With Thanksgiving almost upon us, and a big pie-making day looming in the very near future, it seems an appropriate time to write about my favorite rolling pin. This rolling pin is old and is made of stoneware, with a blue wildflower design. This particular rolling pin was made around 1880 by the Fulper Brothers Pottery Company in Flemington, New Jersey. Another company, called the Brush Pottery Company, also made stoneware rolling pins with the same wildflower pattern, but these seem to have been made a few years later and there is an obvious difference in quality of the wildflower design, with the designs on the Brush rolling pins being a darker blue with thicker lines that are often smeared.
Some of the Fulper rolling pins were described as having carved tiger maple handles, but I wonder if there was a problem with these handles, because the handles seem to be missing from many of these older rolling pins.
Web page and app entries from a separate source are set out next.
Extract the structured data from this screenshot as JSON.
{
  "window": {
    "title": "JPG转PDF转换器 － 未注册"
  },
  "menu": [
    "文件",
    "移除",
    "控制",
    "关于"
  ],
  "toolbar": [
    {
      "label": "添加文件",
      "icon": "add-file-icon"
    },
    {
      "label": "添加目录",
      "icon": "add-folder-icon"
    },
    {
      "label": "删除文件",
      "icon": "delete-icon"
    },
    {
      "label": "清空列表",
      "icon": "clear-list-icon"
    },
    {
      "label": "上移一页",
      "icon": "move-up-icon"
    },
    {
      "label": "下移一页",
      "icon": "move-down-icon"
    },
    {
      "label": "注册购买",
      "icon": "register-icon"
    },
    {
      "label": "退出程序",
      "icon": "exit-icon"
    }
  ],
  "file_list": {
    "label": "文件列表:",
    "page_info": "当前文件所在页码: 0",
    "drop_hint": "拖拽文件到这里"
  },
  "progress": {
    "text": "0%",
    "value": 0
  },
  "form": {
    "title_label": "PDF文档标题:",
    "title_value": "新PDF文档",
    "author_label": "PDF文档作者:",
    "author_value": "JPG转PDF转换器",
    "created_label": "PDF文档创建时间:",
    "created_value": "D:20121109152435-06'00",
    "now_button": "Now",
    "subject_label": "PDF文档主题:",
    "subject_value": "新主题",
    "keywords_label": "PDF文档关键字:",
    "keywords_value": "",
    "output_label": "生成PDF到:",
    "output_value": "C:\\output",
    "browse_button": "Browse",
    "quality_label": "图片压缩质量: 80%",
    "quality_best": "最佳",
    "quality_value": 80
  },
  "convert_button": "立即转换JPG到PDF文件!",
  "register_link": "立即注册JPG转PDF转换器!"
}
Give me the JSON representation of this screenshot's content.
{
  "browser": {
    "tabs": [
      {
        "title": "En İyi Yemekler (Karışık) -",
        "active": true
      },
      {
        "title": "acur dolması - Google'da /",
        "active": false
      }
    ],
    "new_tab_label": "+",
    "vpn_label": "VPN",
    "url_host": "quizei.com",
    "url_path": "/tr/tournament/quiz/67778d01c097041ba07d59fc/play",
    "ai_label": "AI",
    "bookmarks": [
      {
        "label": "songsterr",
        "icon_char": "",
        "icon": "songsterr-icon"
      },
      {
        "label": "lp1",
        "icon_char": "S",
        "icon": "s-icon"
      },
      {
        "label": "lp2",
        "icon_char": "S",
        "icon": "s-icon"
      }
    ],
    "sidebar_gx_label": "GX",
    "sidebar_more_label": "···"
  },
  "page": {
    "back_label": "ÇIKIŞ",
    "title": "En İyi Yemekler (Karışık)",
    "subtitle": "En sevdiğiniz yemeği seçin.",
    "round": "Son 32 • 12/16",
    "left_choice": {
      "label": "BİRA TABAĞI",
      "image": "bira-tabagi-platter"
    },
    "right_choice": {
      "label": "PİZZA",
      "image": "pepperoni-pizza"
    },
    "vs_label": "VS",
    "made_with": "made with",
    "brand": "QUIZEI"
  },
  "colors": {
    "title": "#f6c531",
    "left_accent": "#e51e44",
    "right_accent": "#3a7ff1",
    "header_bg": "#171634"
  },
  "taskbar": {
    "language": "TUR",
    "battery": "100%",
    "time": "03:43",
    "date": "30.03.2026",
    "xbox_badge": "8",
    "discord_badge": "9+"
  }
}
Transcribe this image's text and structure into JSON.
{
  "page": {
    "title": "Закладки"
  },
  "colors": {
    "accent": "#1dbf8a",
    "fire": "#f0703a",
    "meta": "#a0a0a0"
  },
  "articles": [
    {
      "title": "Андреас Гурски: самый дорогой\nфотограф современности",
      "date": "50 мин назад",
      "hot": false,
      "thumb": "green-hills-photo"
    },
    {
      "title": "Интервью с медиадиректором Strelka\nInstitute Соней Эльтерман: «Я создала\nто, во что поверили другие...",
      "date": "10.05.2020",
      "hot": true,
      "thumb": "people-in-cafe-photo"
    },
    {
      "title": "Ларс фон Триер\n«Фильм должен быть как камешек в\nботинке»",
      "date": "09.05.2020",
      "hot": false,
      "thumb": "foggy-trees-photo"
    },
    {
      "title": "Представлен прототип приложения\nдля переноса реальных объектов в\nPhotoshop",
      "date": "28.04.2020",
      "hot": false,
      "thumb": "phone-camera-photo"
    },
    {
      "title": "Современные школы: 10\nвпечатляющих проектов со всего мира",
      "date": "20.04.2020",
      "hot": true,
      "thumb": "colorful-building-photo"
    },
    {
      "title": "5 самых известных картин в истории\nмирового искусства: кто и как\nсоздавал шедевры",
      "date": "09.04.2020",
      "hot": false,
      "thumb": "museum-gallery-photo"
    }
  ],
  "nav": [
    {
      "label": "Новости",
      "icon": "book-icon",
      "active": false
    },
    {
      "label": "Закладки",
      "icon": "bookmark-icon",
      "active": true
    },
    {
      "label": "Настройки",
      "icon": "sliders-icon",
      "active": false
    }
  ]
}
It is also possible that some of the rolling pins were sold without handles.
My rolling pin does have handles, and the handles are very old… but they are not tiger maple and are obviously hand-carved. Although these handles are crude, they are one of the things I like most about this rolling pin, because outfitting the stoneware tube with handles that would allow it to rotate must have taken a lot of ingenuity. There are two possibilities. If the handle is made of one solid piece of wood… and I think this is a possibility because one side of the handle is smaller than the other side, and the smaller side is only just slightly larger than the center hole… the smaller side might have been positioned just so and forced through the center hole. If the handle was made in two pieces, the two pieces are somehow joined in the center so tightly they cannot now be pulled apart. Either way, the carver came up with a very clever idea.
I have been able to find only a few references to this type of rolling pin, but there is some suggestion that they might have been given as Christmas gifts by merchants to their valued customers… which would also mean they were relatively inexpensive when they were new. Today these rolling pins are suprisingly valuable, with prices ranging from around $250 for the darker, cruder designs to $500 or more for the lighter designs with finer detail and handles. A few years ago I was surprised to find a rolling pin identical to mine (but without handles) priced at $475 in an area antique shop.
This rolling pin was given to me by my father soon after we built our present home. I wish I had asked him then to tell me what he knew about it. Although the rolling pin could have come from his family, it is also possible that he bought it at an auction. It seems incredible now, but when my parents were first married, they used to buy old trunks “with contents” at auctions for as little as fifty cents up to a couple of dollars. I can’t imagine even getting an antique trunk for that low a price, but they also often ended up finding amazing treasures inside. This rolling pin could have been one such find.